- Remove and treat covers separately. Machine or hand wash and tumble dry if appropriate.
- Use clean towels or durable paper towels to absorb liquid from the stained area. Apply as much pressure as you can to help reach urine deep inside the foam or padding.
- Pour dry baking soda over the affected area. This helps draw moisture to the surface. Allow the baking soda to remain for about three hours, and then vacuum or brush it away.
- Mix equal parts of white vinegar and distilled water, and funnel them into the spray bottle.
- When the waiting time is over, spray the cushion liberally with the vinegar and water. Scrub with a clean towel to distribute the solution deep into the filling.
- Allow the treated cushions to dry. It may take several hours, especially if the cushion’s filling is particularly dense. The vinegar odor will dissipate when the material is dry.
- Check to see that odor is fully eliminated. If not, you may need to repeat the process or resort to an enzymatic product.
- If the urine smell is gone, replace any covers and reassemble cushions on the furniture.
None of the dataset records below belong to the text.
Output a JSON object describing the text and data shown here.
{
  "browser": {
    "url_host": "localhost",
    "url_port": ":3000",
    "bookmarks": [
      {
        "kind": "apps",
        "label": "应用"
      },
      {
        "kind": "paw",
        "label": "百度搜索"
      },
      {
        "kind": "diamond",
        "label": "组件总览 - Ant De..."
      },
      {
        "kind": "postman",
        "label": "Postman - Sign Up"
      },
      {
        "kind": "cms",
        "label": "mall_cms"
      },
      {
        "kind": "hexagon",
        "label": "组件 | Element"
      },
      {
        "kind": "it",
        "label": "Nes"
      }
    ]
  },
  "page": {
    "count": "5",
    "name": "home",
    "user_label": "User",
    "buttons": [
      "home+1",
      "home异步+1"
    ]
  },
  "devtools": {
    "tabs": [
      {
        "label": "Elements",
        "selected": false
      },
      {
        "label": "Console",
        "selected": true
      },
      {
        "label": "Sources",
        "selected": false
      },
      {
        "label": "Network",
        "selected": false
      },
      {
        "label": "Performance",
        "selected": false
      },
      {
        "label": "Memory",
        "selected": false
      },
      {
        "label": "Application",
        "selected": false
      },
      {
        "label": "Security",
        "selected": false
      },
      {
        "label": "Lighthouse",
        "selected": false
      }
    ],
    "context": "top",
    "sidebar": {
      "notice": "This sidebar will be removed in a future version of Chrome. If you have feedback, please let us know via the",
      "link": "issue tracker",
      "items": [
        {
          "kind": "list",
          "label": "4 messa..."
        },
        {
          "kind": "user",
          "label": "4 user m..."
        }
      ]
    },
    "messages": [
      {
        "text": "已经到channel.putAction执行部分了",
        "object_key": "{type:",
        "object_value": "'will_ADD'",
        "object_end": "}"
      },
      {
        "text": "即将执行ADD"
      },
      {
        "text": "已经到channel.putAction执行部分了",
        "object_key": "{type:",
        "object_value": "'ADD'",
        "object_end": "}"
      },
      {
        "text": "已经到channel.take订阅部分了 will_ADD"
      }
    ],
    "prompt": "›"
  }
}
When an ottoman is your cat’s victim, or he has urinated on portions of upholstered furniture that can’t be disassembled, you must take extra care to see that the surface isn’t marred during treatment. Since vinegar and water produces an unpleasant odor, and the furniture will probably stay in the house during treatment, you may want to use an enzyme-based odor product instead. Either way, be careful not to over-saturate affected areas during treatment. They may take longer to dry than removable items such as cushions.
- Soak a clean, white towel in cold water and wring it until it’s slightly damp.
- Applying even, moderate pressure over the urine-soaked area, use the towel to absorb as much urine from the filling as possible.
- Refresh the towel and repeat this process until the surface is mostly dry.
- Let the spot dry for several hours.
- Mix your enzyme digester or other products as directed, and apply them using the spray bottle. Don’t overuse the spray, but be sure to use enough product to reach as deeply as the urine did.
- Allow the spot to dry thoroughly before using the furniture. As it dries, the enzymes will work to break down the structure of the urine and eliminate odor.
How to Remove Cat Urine from Wood Furniture
Occasionally, cats will urinate on smooth surfaces. If your cat urinates on a wooden table or bookshelf, you’ll need to tend to it quickly to prevent warping. Particle board is especially vulnerable to water damage. Generally, the smell of urine is more of a problem on upholstered furniture, but since wood is porous, it can potentially absorb and hold the odor. Unlike fabrics, wood doesn’t tolerate long periods of saturation without some structural damage, so treating the problem early is essential for preventing odors while keeping the wood safe from harm.
- Absorb the urine with a clean towel or paper towels. Apply pressure to soak up moisture from pores in the surface.
- Apply the vinegar and water mixture. Cover the entire area that was exposed to urine, but don’t allow the spray to run onto unaffected areas. Do not let the product remain on the wood for more than 30 seconds.
- Use a clean, dry towel to remove the solution.
- If residual odor remains, sprinkle the surface with a little baking soda and rub it in. Wipe the baking soda away with a damp towel.
Although it may take a little time and repeated treatments to remove some urine odors, your careful efforts are almost always rewarded with intact, clean-smelling furniture. Once you have removed all urine odors, be sure to investigate the reasons behind your cat’s behavior so that you don’t have to repeat the process.